Solid State Drives

Solid State Drives (SSDs) offer a number of advantages over traditional hard disk drives (HDDs)

Solid State Drives

Solid State Drives (SSDs) offer a number of advantages over traditional hard disk drives (HDDs). With no seek time or rotational delays, SSDs can deliver substantially better I/O performance than HDDs. Capable of driving tens of thousands of I/O operations per second as opposed to hundreds for HDDs, SSDs break through performance bottlenecks of I/O-bound applications. Applications that require dozens and dozens of “extra” HDDs for performance can meet their I/O performance requirements with far fewer SSDs, resulting in energy, space, and cost savings.

As IBM® i has it’s own storage manager and Db2® for i built in, the integration of SSDs on IBM i is a fairly simple task. The functions provided for management of SSDs and adjusting their impact on Applications and Database are very simple and easy to use.

There are three basic methodologies to place data on SSD.
  • ASP Balancer – Enhanced for SSDs
  • Library and SSD Integration
  • Db2 and SSD Integration
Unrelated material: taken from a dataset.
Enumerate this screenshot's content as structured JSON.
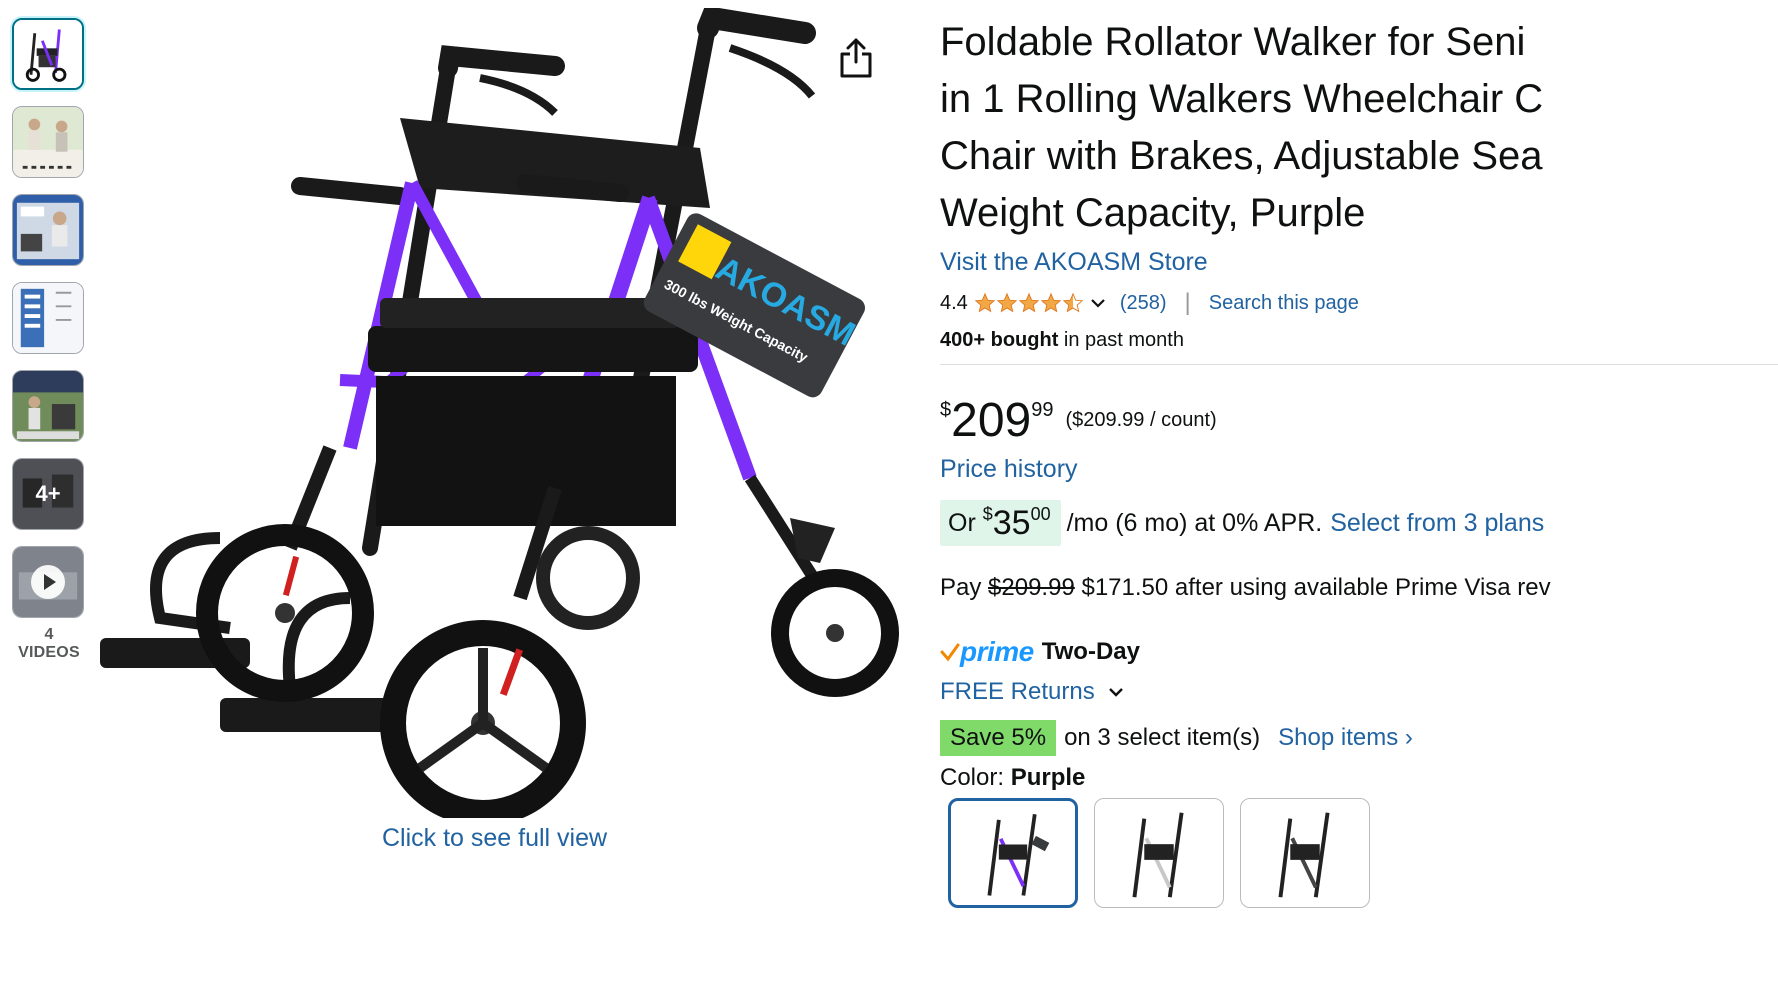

To allow you to specify what data should be allocated on SSD, Db2 has provided the capability to specify a “media preference” as an attribute of a database table, partition, or index. It should be noted that this attribute specifies that storage allocations on SSD are preferred, but if no SSD disks are available or if the SSD disks do not have enough space left to allocate the entire object, at least some part of the object will be allocated on traditional disks. See the UNIT parameter on CRTPF and CRTLF or the UNIT clause on the CREATE TABLE, CREATE INDEX and ALTER TABLE SQL statements.

You should consider SSDs if your I/O demands have outpaced the performance capabilities of traditional HDDs, latencies associated with spinning platters and moving arms limit the speed of HDD data access. SSDs’ near instantaneous data access removes this I/O bottleneck, creating a paradigm shift in I/O performance. Applications throttled by poor I/O performance can benefit greatly from SSDs.